When asked exactly why they thought @sinksofdunedin was so popular, they said that “people like a reprieve on their feeds from the horrifying shit you see happening with [Covid-19] in the United States in particular, or how Australia and the U.K have incredibly warped political systems. People are feeling so disenfranchised that a novelty account that has no say in current events is sort of relieving.”

Mr Sink likened it to “a mental balm, where you get home from a long day of work or study and think ‘ah, the silly sinks are back’”.

They even get community submissions, although most of the photos are their own. “People will get on the piss on any given night and send me unsolicited photos,” they said. “[They’re] either really nasty sinks at a flat at a house party, or a vomit filled sink at the bar or club or something. I love getting submissions, especially if they’re unsolicited.”

Not everyone is such an avid supporter though; @sinksofdunedin was called out by a local coffee review blog, who apparently called them “tasteless”. Mr Sink didn’t take it personally though. “I was bemused by their snobbery, and I thought: that’s pretty rich coming from an account with only 140 followers. I think people who take themselves too seriously on social media need to be taken down a notch.”

So, what makes a good sink? For @sinksofdunedin, “it’s experience driven”. That’s why sinks in business buildings or commercial areas get high scores, because they’re designed to be as functional as possible. Sinks that are designed for form over function therefore get a lower score, but “people get up in arms about it, because they’re beautiful to look at. So sometimes I will submit the score for review on my stories.”

Sinks aren’t even the only source of controversy on the page. “Recently, someone got up in arms because I had a pro La Croix stance, and I took it public … it’s kind of fun playing with people’s emotions,” they addedly slyly.

Mr Sink’s idea of a perfect sink is either a “perfectly circular basin … or a really brutalist, structuralist basin that is aggressively square with sharp angles, and a tap that looks like the gun on a tank. It’s big, it’s efficient, and it’s really gonna wash the shit out of your hands.”

Finally, it was time for the question that had been on everyone’s minds. When does a sink become a bathtub? “I’m really glad you asked,” said Mr Sink, with a laugh. “A sink that gets bigger and bigger turns into a bathtub at some point, but there’s no finite measurement … when you’re a child or a fun-sized dog, you can use that sink as a bathtub. Is it a bathtub? It is for the kid or the dog, but it’s a sink in everyday life. You could technically use a bathtub as a sink.” When pressed for an answer, though, they said “I’m not willing to stake a hard definitive stance”.

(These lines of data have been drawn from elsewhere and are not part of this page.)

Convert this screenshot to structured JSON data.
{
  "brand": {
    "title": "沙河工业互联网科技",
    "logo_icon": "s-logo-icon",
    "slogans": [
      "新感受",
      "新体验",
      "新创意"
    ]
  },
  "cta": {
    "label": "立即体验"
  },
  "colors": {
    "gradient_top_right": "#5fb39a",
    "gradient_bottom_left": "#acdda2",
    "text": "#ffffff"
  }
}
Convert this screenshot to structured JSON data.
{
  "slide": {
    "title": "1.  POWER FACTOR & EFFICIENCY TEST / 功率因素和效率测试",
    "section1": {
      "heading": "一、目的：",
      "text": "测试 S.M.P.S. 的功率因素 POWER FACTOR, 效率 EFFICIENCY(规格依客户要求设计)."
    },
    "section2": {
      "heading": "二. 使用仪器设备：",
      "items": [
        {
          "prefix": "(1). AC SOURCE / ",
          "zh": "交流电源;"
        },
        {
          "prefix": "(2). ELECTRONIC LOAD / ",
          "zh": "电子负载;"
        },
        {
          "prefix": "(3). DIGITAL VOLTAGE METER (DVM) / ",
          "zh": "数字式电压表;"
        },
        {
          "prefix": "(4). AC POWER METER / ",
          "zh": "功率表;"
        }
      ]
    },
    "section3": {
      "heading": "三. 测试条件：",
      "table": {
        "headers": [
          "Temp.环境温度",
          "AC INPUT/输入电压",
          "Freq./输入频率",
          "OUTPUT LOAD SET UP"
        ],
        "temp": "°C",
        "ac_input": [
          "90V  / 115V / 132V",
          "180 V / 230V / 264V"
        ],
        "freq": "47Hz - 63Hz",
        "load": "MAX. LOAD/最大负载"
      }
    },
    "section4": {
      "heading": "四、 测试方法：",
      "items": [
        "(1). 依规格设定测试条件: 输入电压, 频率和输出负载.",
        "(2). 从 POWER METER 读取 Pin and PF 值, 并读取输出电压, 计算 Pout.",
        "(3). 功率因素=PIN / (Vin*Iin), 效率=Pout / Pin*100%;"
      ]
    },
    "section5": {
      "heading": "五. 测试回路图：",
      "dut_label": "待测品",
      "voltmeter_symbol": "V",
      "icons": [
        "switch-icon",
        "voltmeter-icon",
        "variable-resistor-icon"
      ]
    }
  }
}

Their final word: “Sinks can be art, and art imitates life. I like them for the experience, but for me it boils down to functionality.”

“We are all #sinkheads. I take submissions; but just try a little harder with your photos.”

This article first appeared in Issue 16, 2020.
Posted 8:57pm Thursday 27th August 2020 by Naomii Seah.